– flying in and out of resort areas like Cabo San Lucas, Puerto Vallarta and Loreto is inexpensive from Canada.
– while food, eating out and labour are cheap (and excellent) in Mexico, marinas, antifouling paint and boat parts are much like home.
– Wooden boats don’t like the heat when not being regularly used. Betty Mc’s topside planks opened up the first time we left her and it took 2 weeks of spraying with salt water to make her sea-worthy again! Since then we have improved the sun covers to include skirts that protect the topsides, complete deck covers and, most importantly, set up a salt water spray system that operates 30 min twice a day to keep the hull moist. This is a 110v submersible pump on a timer connected to a “black polypipe” garden sprinkler hose suspended around the gunwhale, with sprayers every couple of feet. It has done the job well, provided someone occasionally checks the heads for blockage
– If you have a fibreglass or metal boat, the hard is generally a lot cheaper than being in the water. Boats do get very hot though, so some preparation is necessary (there’s plenty of advice around as to what to do).
– The main cruising season is from November to June.

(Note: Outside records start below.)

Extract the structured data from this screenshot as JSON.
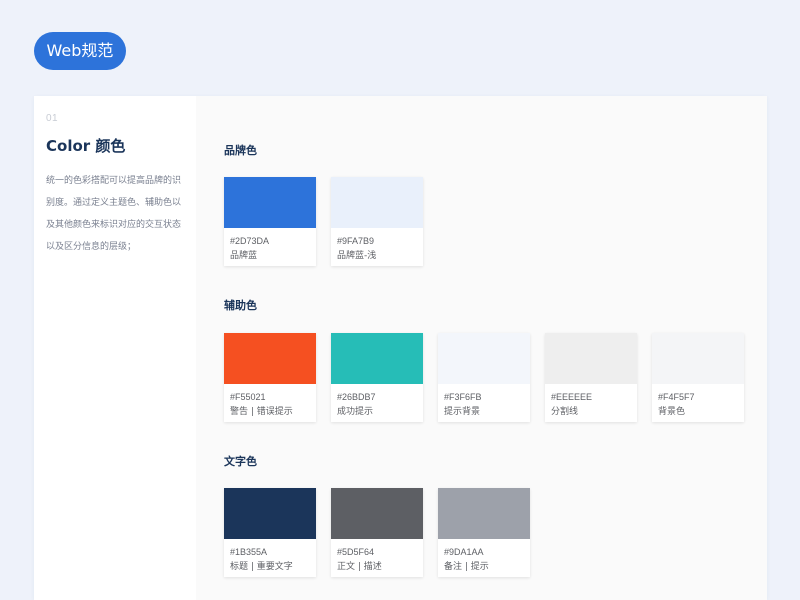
{
  "badge": {
    "label": "Web规范"
  },
  "section": {
    "number": "01",
    "title": "Color 颜色",
    "description_lines": [
      "统一的色彩搭配可以提高品牌的识",
      "别度。通过定义主题色、辅助色以",
      "及其他颜色来标识对应的交互状态",
      "以及区分信息的层级；"
    ]
  },
  "groups": [
    {
      "title": "品牌色",
      "swatches": [
        {
          "color": "#2D73DA",
          "hex": "#2D73DA",
          "name": "品牌蓝"
        },
        {
          "color": "#E9F0FB",
          "hex": "#9FA7B9",
          "name": "品牌蓝-浅"
        }
      ]
    },
    {
      "title": "辅助色",
      "swatches": [
        {
          "color": "#F55021",
          "hex": "#F55021",
          "name": "警告 | 错误提示"
        },
        {
          "color": "#26BDB7",
          "hex": "#26BDB7",
          "name": "成功提示"
        },
        {
          "color": "#F3F6FB",
          "hex": "#F3F6FB",
          "name": "提示背景"
        },
        {
          "color": "#EEEEEE",
          "hex": "#EEEEEE",
          "name": "分割线"
        },
        {
          "color": "#F4F5F7",
          "hex": "#F4F5F7",
          "name": "背景色"
        }
      ]
    },
    {
      "title": "文字色",
      "swatches": [
        {
          "color": "#1B355A",
          "hex": "#1B355A",
          "name": "标题 | 重要文字"
        },
        {
          "color": "#5D5F64",
          "hex": "#5D5F64",
          "name": "正文 | 描述"
        },
        {
          "color": "#9DA1AA",
          "hex": "#9DA1AA",
          "name": "备注 | 提示"
        }
      ]
    }
  ]
}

There tend to be periods of strong northerly winds, especially in December and January. We are always home in Australia for Christmas around that time but some people we met get turned off the Sea by being there during this period (especially yachts trying to get north). Our most enjoyable weather has been from February to May/June.
– There are two excellent guide books for the Sea of Cortez, one by Shawn Breeding and Heather Bansmer (B&B) and the other by Pat Rains. Both are worth having. B&B is more user-friendly and accurate than Rains, though the latter is based on extensive experience in the area and covers some things that B&B do not. It also covers the whole Mexico coast whereas B&B produce a second volume for the Pacific Coast south of Mazatlan (again worth getting if you’re heading south).
– If it seems too far or too much hassle to take a boat down there, there are 100s of vessels for sale at VERY reasonable prices!
– Many people worry about security in Mexico. We have had no personal problems whatsoever in the Baja area and neither have any cruisers we met. There are reports of occasional theft of a dinghy or things lying around the deck in the large towns, but we have not had a problem. We lifted our dinghy overnight and did not venture out into dodgy areas of towns in the middle of the night, but we wouldn’t do that at home either! There is gang-related extortion and violence going on, particularly on the southern Pacific coast, but unless you are looking for trouble, it is not an issue for cruisers.
In 2018 we cruised down the Pacific coast of Central America as far as Costa Rica. We enjoyed this coast, though many of the anchorages are essentially roadsteads and can be a bit rolly. Inland sojourns were excellent, but many of the seaside towns (especially those with marinas) are quite “gringo” with large developments and very expensive moorage (up to US$5/ft/night!). This makes travelling inland difficult, since leaving a boat at anchor unattended is asking for problems with theft. For us this was quite limiting.
After much discussion and tossing around options, we decided to head back to the Pacific Northwest. We still want to get to Patagonia at some stage, but now is not the time for us. There was a freighter chartered by a boat transport company, heading to BC and stopping in Costa Rica. It fitted our timing and commitments in Australia well and meant Betty Mc would be back in BC in 2 weeks rather than several months, potentially against the prevailing weather. Decision made! While Betty Mc was enroute, we explored inland Costa Rica by road – a fabulous country for wildlife and local culture once away from the west coast.
So for the next season or two Betty Mc will be somewhere between BC and Alaska. One of our favourite areas and one that is so super friendly for old wooden boats! At some stage we’ll have to part with Betty Mc…….but not just yet……